Current AFL players will be asked to take a pay cut of around 3.5 per cent as part of wider cuts communicated by the AFL on Wednesday.
It comes as the total salary cap – including the additional services agreements (ASA) – will be slashed by nine per cent next season from around $14.5m to $13.1m.
However, the reduction in list sizes, decrease for first-year players' salaries and ability to shift money into future years will consume much of the difference for current contracted players.
Players will be briefed later this week after their agents and key stakeholders were informed of the moves on Wednesday.
While a vote will be held to ratify the changes, it is expected to go through unopposed.

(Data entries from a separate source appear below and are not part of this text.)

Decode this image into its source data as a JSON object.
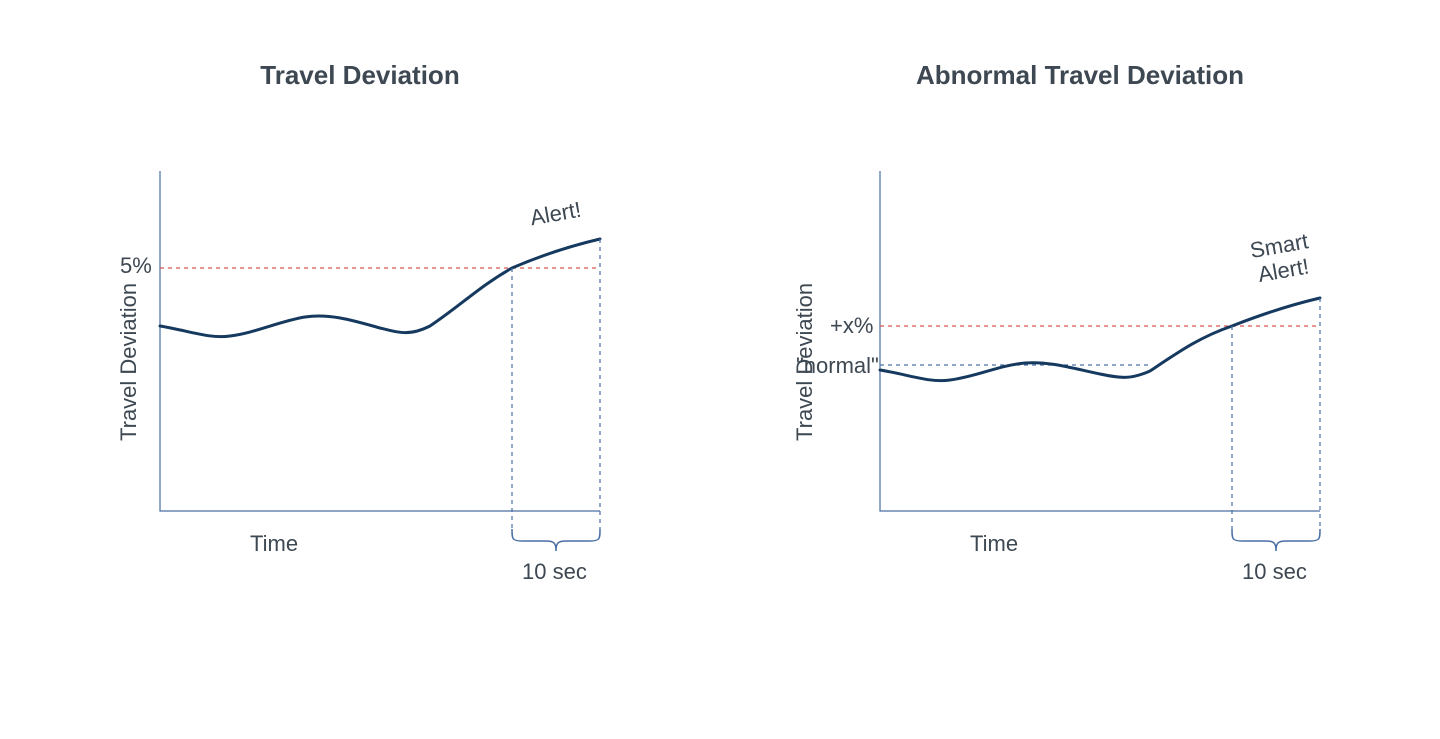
{
  "chart_data": [
    {
      "type": "line",
      "title": "Travel Deviation",
      "xlabel": "Time",
      "ylabel": "Travel Deviation",
      "threshold_label": "5%",
      "threshold_value": 5,
      "annotation": "Alert!",
      "duration_label": "10 sec",
      "series": [
        {
          "name": "deviation",
          "x": [
            0,
            1,
            2,
            3,
            4,
            5,
            6,
            7,
            8,
            9,
            10
          ],
          "y": [
            3.8,
            3.6,
            3.7,
            4.0,
            3.9,
            3.7,
            4.1,
            4.7,
            5.0,
            5.3,
            5.6
          ]
        }
      ],
      "xlim": [
        0,
        10
      ],
      "ylim": [
        0,
        7
      ]
    },
    {
      "type": "line",
      "title": "Abnormal Travel Deviation",
      "xlabel": "Time",
      "ylabel": "Travel Deviation",
      "threshold_label": "+x%",
      "baseline_label": "\"normal\"",
      "threshold_value": 3.8,
      "baseline_value": 3.0,
      "annotation_line1": "Smart",
      "annotation_line2": "Alert!",
      "duration_label": "10 sec",
      "series": [
        {
          "name": "deviation",
          "x": [
            0,
            1,
            2,
            3,
            4,
            5,
            6,
            7,
            8,
            9,
            10
          ],
          "y": [
            2.9,
            2.7,
            2.8,
            3.0,
            2.9,
            2.8,
            3.1,
            3.6,
            3.8,
            4.1,
            4.4
          ]
        }
      ],
      "xlim": [
        0,
        10
      ],
      "ylim": [
        0,
        7
      ]
    }
  ]
}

The changes are only in place for the 2021 season, with 2022 expected to revert to normal in what is the final season of the existing Collective Bargaining Agreement (CBA).

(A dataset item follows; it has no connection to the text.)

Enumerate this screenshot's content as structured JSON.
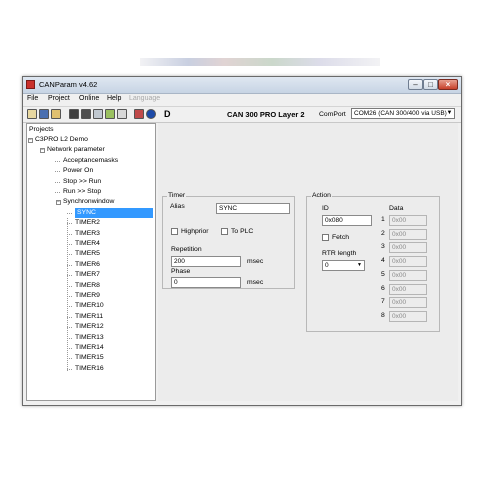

Players contracted beyond 2021 will have the opportunity to push up to five per cent of their salary into 2022 and 2023.
Those who re-signed after the AFL's pay freeze was lifted in July won't be required to take a cut unless it was agreed upon in their latest deal.
Players had been bracing of a cut around 10-15 per cent this year after taking a 29.2 per cent decrease on 2020 wages due to COVID-19.
The nine per cent reduction is only minimal compared to the football department spending which has been slashed from more than $9 million in 2020 to a little over $6 million next season.
The maximum list size for next year has been reduced from 47 to 44 which includes the ability to list up to two Category B rookies.
The minimum list size for each club will be 37, which can be made up by as little as 36 senior-listed players and one rookie.
To reach 44, clubs can carry 36-38 senior-listed players, four to six Category A rookies and two Category B rookies.